Craig had a lot of praise for this new Multistrada as well:

I have to say, the S model is night-and-day different from the standard Multistrada and worth the money. Getting to ride both, the S had far superior handling and overall ride. New model best features include: cornering ABS, semi-active suspension, lower seat height, bluetooth capabilities, and a greatly improved LCD dash. Cruise control was a great addition as well.

My rides on the Multistrada were during a heavy downpour on tight mountain roads. All the extra features on the S model made me feel 100% more confident in those conditions. The semi-active suspension and cornering ABS were definitely put to use during that ride. Believe it or not, the bike will actually correct itself from high-siding or low-siding during heavy braking in corners. That’s useful on the track, but it’s also plenty useful out in the real world.
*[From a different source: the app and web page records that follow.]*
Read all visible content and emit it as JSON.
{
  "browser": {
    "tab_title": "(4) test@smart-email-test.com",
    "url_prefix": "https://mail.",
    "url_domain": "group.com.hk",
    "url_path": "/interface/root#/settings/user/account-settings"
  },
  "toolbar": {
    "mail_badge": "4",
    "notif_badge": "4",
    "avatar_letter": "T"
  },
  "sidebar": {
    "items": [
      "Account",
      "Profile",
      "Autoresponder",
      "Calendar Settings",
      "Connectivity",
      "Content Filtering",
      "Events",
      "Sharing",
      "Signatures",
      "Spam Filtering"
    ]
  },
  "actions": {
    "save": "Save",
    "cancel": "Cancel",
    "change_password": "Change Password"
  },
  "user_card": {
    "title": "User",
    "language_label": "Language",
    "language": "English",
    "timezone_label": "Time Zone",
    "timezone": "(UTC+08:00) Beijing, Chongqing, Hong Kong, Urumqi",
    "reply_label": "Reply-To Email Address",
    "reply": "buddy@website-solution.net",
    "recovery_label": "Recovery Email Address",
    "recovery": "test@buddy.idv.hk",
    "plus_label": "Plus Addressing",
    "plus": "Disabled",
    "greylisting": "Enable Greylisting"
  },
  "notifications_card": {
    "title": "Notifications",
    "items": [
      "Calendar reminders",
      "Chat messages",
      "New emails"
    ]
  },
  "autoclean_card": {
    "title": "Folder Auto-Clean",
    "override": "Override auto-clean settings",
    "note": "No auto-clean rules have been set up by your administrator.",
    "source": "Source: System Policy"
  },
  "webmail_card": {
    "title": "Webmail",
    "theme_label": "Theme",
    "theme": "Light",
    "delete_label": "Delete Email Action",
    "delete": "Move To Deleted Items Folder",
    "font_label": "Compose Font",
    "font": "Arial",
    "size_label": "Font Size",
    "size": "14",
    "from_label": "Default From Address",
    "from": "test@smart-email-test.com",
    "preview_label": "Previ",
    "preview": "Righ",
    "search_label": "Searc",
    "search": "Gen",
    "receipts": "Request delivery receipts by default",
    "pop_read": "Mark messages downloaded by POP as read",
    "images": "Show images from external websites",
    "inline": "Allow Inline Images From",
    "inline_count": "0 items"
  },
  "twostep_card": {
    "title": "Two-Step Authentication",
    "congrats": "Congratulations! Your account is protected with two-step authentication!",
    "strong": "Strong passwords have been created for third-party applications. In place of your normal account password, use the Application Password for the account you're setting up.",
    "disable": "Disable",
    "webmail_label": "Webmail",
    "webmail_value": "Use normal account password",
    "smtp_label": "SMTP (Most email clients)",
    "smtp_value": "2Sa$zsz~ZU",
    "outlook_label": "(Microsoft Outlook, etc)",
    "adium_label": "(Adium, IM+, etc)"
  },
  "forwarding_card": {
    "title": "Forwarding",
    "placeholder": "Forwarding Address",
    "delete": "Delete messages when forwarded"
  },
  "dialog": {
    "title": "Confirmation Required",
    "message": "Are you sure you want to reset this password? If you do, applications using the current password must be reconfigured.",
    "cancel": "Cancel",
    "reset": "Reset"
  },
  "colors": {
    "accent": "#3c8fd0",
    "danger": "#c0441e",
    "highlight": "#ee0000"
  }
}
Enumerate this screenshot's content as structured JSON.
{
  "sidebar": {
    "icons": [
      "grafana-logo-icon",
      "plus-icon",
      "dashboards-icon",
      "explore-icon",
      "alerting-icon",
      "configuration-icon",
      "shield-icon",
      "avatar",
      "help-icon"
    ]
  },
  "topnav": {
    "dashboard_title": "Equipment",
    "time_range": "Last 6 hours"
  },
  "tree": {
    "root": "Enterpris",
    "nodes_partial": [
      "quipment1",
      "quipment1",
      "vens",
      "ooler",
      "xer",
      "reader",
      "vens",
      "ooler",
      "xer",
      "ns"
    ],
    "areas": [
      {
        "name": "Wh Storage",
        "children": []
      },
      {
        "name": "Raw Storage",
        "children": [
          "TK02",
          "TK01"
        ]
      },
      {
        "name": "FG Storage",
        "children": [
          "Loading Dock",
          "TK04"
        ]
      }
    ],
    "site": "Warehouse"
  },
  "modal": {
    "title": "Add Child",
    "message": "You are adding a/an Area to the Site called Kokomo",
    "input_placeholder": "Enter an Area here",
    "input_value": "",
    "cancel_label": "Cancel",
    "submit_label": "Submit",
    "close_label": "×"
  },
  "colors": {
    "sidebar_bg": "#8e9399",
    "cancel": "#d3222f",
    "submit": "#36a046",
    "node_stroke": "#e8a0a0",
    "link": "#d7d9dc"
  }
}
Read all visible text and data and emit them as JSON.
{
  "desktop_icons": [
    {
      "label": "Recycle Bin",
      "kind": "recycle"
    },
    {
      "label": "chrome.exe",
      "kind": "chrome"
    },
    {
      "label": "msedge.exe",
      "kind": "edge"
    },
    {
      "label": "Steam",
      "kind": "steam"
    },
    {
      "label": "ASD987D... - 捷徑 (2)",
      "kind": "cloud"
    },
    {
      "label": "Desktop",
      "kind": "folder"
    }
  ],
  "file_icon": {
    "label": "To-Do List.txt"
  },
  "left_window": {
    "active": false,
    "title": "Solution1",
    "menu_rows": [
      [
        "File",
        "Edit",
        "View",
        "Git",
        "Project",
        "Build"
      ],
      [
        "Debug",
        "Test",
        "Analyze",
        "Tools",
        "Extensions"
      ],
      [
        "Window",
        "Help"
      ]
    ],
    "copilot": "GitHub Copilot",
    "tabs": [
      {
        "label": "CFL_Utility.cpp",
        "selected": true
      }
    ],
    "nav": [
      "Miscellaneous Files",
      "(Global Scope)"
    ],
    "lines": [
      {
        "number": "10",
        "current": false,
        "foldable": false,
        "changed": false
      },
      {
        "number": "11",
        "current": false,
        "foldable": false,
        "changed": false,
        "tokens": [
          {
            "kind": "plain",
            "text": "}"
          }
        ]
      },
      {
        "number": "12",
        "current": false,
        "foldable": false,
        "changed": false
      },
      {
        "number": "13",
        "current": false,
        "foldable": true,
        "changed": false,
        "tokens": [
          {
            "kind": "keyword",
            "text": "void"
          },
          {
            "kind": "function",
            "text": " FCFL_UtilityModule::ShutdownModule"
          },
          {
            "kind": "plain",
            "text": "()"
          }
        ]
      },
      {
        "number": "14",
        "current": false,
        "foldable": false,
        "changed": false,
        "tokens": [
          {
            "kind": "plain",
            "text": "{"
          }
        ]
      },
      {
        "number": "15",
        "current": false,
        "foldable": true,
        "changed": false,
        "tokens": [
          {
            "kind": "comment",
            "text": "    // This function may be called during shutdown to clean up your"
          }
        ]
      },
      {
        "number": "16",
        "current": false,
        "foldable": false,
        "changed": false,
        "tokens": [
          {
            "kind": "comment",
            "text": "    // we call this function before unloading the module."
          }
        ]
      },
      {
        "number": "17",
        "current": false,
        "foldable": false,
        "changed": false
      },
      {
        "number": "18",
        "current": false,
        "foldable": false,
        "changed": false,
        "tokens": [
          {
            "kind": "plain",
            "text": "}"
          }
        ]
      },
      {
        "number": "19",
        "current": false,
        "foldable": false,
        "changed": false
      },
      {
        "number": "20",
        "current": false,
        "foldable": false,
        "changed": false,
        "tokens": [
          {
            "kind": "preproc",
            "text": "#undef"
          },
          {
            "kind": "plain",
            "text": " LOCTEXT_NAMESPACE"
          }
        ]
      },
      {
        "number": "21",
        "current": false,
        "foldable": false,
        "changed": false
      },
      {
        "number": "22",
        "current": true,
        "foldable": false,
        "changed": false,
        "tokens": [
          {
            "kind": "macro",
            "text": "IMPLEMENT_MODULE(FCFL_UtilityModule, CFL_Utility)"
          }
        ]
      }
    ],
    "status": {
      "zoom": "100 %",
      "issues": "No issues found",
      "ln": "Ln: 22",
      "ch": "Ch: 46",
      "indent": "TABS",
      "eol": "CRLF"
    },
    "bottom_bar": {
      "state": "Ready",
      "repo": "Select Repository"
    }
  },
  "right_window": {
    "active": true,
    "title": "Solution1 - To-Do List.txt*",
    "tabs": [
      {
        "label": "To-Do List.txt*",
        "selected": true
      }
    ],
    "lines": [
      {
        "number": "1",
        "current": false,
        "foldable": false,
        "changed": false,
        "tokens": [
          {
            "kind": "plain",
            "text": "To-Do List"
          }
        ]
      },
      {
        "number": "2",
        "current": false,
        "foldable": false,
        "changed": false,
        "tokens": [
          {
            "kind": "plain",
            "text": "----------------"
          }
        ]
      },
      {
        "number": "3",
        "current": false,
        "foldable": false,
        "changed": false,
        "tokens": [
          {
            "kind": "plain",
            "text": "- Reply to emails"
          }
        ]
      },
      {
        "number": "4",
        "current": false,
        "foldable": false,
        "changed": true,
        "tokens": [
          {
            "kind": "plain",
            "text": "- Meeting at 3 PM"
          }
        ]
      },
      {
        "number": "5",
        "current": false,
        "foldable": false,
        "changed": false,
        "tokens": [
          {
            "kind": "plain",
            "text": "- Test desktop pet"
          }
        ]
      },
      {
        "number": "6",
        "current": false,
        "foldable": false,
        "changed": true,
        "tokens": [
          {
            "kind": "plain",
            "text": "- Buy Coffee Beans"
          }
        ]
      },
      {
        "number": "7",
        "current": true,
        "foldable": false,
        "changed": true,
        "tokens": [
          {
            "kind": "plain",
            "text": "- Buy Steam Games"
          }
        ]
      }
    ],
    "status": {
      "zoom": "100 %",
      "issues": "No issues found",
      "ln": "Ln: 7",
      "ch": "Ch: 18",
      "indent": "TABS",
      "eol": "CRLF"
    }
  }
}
With four programmed riding modes, this new Multistrada is like having four bikes in one — with distinct capabilities and focus for each of the four modes. In my opinion, this is a huge advantage over say, the BMW GS family. The bike is so capable and so flexible, it might be the only bike you actually need.

New Multi is also able to be hooked up to the Dainese D-Air airbag suit, which we saw some of the details for in Spain. Everything about the new Multistrada seemed focused on adding capability for the rider and extending their confidence into whatever kind of riding they happen to be doing at the time.

So all in all, it was a very successful, if damp, recon trip for Craig and Grant. Ducati continues to evolve and refine its model lineup, and that means great options for riders right here in Chicago. These three updated models, along with all the other model year 2015 bikes, will arrive in our showroom in late April, if everything in Italy keeps to schedule.